→ **Work task**: What the response needs is every record, repeated verbatim, and no images.

→ **Records for processing**:
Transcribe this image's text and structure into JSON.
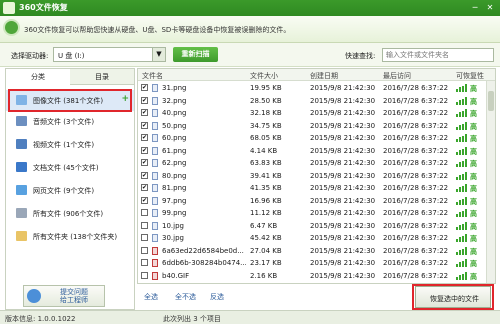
{
  "window": {
    "title": "360文件恢复",
    "minimize": "─",
    "close": "✕"
  },
  "banner": {
    "text": "360文件恢复可以帮助您快速从硬盘、U盘、SD卡等硬盘设备中恢复被误删除的文件。"
  },
  "toolbar": {
    "drive_label": "选择驱动器:",
    "drive_value": "U 盘 (I:)",
    "scan_button": "重新扫描",
    "search_label": "快速查找:",
    "search_placeholder": "输入文件或文件夹名"
  },
  "sidebar": {
    "tabs": [
      "分类",
      "目录"
    ],
    "categories": [
      {
        "label": "图像文件 (381个文件)",
        "selected": true
      },
      {
        "label": "音频文件 (3个文件)"
      },
      {
        "label": "视频文件 (1个文件)"
      },
      {
        "label": "文档文件 (45个文件)"
      },
      {
        "label": "网页文件 (9个文件)"
      },
      {
        "label": "所有文件 (906个文件)"
      },
      {
        "label": "所有文件夹 (138个文件夹)"
      }
    ],
    "feedback_line1": "提交问题",
    "feedback_line2": "给工程师"
  },
  "filelist": {
    "columns": [
      "文件名",
      "文件大小",
      "创建日期",
      "最后访问",
      "可恢复性"
    ],
    "rows": [
      {
        "checked": true,
        "name": "31.png",
        "size": "19.95 KB",
        "created": "2015/9/8 21:42:30",
        "accessed": "2016/7/28 6:37:22",
        "quality": "高"
      },
      {
        "checked": true,
        "name": "32.png",
        "size": "28.50 KB",
        "created": "2015/9/8 21:42:30",
        "accessed": "2016/7/28 6:37:22",
        "quality": "高"
      },
      {
        "checked": true,
        "name": "40.png",
        "size": "32.18 KB",
        "created": "2015/9/8 21:42:30",
        "accessed": "2016/7/28 6:37:22",
        "quality": "高"
      },
      {
        "checked": true,
        "name": "50.png",
        "size": "34.75 KB",
        "created": "2015/9/8 21:42:30",
        "accessed": "2016/7/28 6:37:22",
        "quality": "高"
      },
      {
        "checked": true,
        "name": "60.png",
        "size": "68.05 KB",
        "created": "2015/9/8 21:42:30",
        "accessed": "2016/7/28 6:37:22",
        "quality": "高"
      },
      {
        "checked": true,
        "name": "61.png",
        "size": "4.14 KB",
        "created": "2015/9/8 21:42:30",
        "accessed": "2016/7/28 6:37:22",
        "quality": "高"
      },
      {
        "checked": true,
        "name": "62.png",
        "size": "63.83 KB",
        "created": "2015/9/8 21:42:30",
        "accessed": "2016/7/28 6:37:22",
        "quality": "高"
      },
      {
        "checked": true,
        "name": "80.png",
        "size": "39.41 KB",
        "created": "2015/9/8 21:42:30",
        "accessed": "2016/7/28 6:37:22",
        "quality": "高"
      },
      {
        "checked": true,
        "name": "81.png",
        "size": "41.35 KB",
        "created": "2015/9/8 21:42:30",
        "accessed": "2016/7/28 6:37:22",
        "quality": "高"
      },
      {
        "checked": true,
        "name": "97.png",
        "size": "16.96 KB",
        "created": "2015/9/8 21:42:30",
        "accessed": "2016/7/28 6:37:22",
        "quality": "高"
      },
      {
        "checked": false,
        "name": "99.png",
        "size": "11.12 KB",
        "created": "2015/9/8 21:42:30",
        "accessed": "2016/7/28 6:37:22",
        "quality": "高"
      },
      {
        "checked": false,
        "name": "10.jpg",
        "size": "6.47 KB",
        "created": "2015/9/8 21:42:30",
        "accessed": "2016/7/28 6:37:22",
        "quality": "高"
      },
      {
        "checked": false,
        "name": "30.jpg",
        "size": "45.42 KB",
        "created": "2015/9/8 21:42:30",
        "accessed": "2016/7/28 6:37:22",
        "quality": "高"
      },
      {
        "checked": false,
        "name": "6a63ed22d6584be0d...",
        "size": "27.04 KB",
        "created": "2015/9/8 21:42:30",
        "accessed": "2016/7/28 6:37:22",
        "quality": "高"
      },
      {
        "checked": false,
        "name": "6ddb6b-308284b0474...",
        "size": "23.17 KB",
        "created": "2015/9/8 21:42:30",
        "accessed": "2016/7/28 6:37:22",
        "quality": "高"
      },
      {
        "checked": false,
        "name": "b40.GIF",
        "size": "2.16 KB",
        "created": "2015/9/8 21:42:30",
        "accessed": "2016/7/28 6:37:22",
        "quality": "高"
      }
    ]
  },
  "bottom": {
    "select_all": "全选",
    "select_none": "全不选",
    "invert": "反选",
    "recover_button": "恢复选中的文件"
  },
  "status": {
    "version": "版本信息: 1.0.0.1022",
    "listed": "此次列出 3 个项目"
  }
}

→ **Task solution**:
Transcribe this image's text and structure into JSON.
{
  "window": {
    "title": "360文件恢复",
    "minimize": "─",
    "close": "✕"
  },
  "banner": {
    "text": "360文件恢复可以帮助您快速从硬盘、U盘、SD卡等硬盘设备中恢复被误删除的文件。"
  },
  "toolbar": {
    "drive_label": "选择驱动器:",
    "drive_value": "U 盘 (I:)",
    "scan_button": "重新扫描",
    "search_label": "快速查找:",
    "search_placeholder": "输入文件或文件夹名"
  },
  "sidebar": {
    "tabs": [
      "分类",
      "目录"
    ],
    "categories": [
      {
        "label": "图像文件 (381个文件)",
        "selected": true
      },
      {
        "label": "音频文件 (3个文件)"
      },
      {
        "label": "视频文件 (1个文件)"
      },
      {
        "label": "文档文件 (45个文件)"
      },
      {
        "label": "网页文件 (9个文件)"
      },
      {
        "label": "所有文件 (906个文件)"
      },
      {
        "label": "所有文件夹 (138个文件夹)"
      }
    ],
    "feedback_line1": "提交问题",
    "feedback_line2": "给工程师"
  },
  "filelist": {
    "columns": [
      "文件名",
      "文件大小",
      "创建日期",
      "最后访问",
      "可恢复性"
    ],
    "rows": [
      {
        "checked": true,
        "name": "31.png",
        "size": "19.95 KB",
        "created": "2015/9/8 21:42:30",
        "accessed": "2016/7/28 6:37:22",
        "quality": "高"
      },
      {
        "checked": true,
        "name": "32.png",
        "size": "28.50 KB",
        "created": "2015/9/8 21:42:30",
        "accessed": "2016/7/28 6:37:22",
        "quality": "高"
      },
      {
        "checked": true,
        "name": "40.png",
        "size": "32.18 KB",
        "created": "2015/9/8 21:42:30",
        "accessed": "2016/7/28 6:37:22",
        "quality": "高"
      },
      {
        "checked": true,
        "name": "50.png",
        "size": "34.75 KB",
        "created": "2015/9/8 21:42:30",
        "accessed": "2016/7/28 6:37:22",
        "quality": "高"
      },
      {
        "checked": true,
        "name": "60.png",
        "size": "68.05 KB",
        "created": "2015/9/8 21:42:30",
        "accessed": "2016/7/28 6:37:22",
        "quality": "高"
      },
      {
        "checked": true,
        "name": "61.png",
        "size": "4.14 KB",
        "created": "2015/9/8 21:42:30",
        "accessed": "2016/7/28 6:37:22",
        "quality": "高"
      },
      {
        "checked": true,
        "name": "62.png",
        "size": "63.83 KB",
        "created": "2015/9/8 21:42:30",
        "accessed": "2016/7/28 6:37:22",
        "quality": "高"
      },
      {
        "checked": true,
        "name": "80.png",
        "size": "39.41 KB",
        "created": "2015/9/8 21:42:30",
        "accessed": "2016/7/28 6:37:22",
        "quality": "高"
      },
      {
        "checked": true,
        "name": "81.png",
        "size": "41.35 KB",
        "created": "2015/9/8 21:42:30",
        "accessed": "2016/7/28 6:37:22",
        "quality": "高"
      },
      {
        "checked": true,
        "name": "97.png",
        "size": "16.96 KB",
        "created": "2015/9/8 21:42:30",
        "accessed": "2016/7/28 6:37:22",
        "quality": "高"
      },
      {
        "checked": false,
        "name": "99.png",
        "size": "11.12 KB",
        "created": "2015/9/8 21:42:30",
        "accessed": "2016/7/28 6:37:22",
        "quality": "高"
      },
      {
        "checked": false,
        "name": "10.jpg",
        "size": "6.47 KB",
        "created": "2015/9/8 21:42:30",
        "accessed": "2016/7/28 6:37:22",
        "quality": "高"
      },
      {
        "checked": false,
        "name": "30.jpg",
        "size": "45.42 KB",
        "created": "2015/9/8 21:42:30",
        "accessed": "2016/7/28 6:37:22",
        "quality": "高"
      },
      {
        "checked": false,
        "name": "6a63ed22d6584be0d...",
        "size": "27.04 KB",
        "created": "2015/9/8 21:42:30",
        "accessed": "2016/7/28 6:37:22",
        "quality": "高"
      },
      {
        "checked": false,
        "name": "6ddb6b-308284b0474...",
        "size": "23.17 KB",
        "created": "2015/9/8 21:42:30",
        "accessed": "2016/7/28 6:37:22",
        "quality": "高"
      },
      {
        "checked": false,
        "name": "b40.GIF",
        "size": "2.16 KB",
        "created": "2015/9/8 21:42:30",
        "accessed": "2016/7/28 6:37:22",
        "quality": "高"
      }
    ]
  },
  "bottom": {
    "select_all": "全选",
    "select_none": "全不选",
    "invert": "反选",
    "recover_button": "恢复选中的文件"
  },
  "status": {
    "version": "版本信息: 1.0.0.1022",
    "listed": "此次列出 3 个项目"
  }
}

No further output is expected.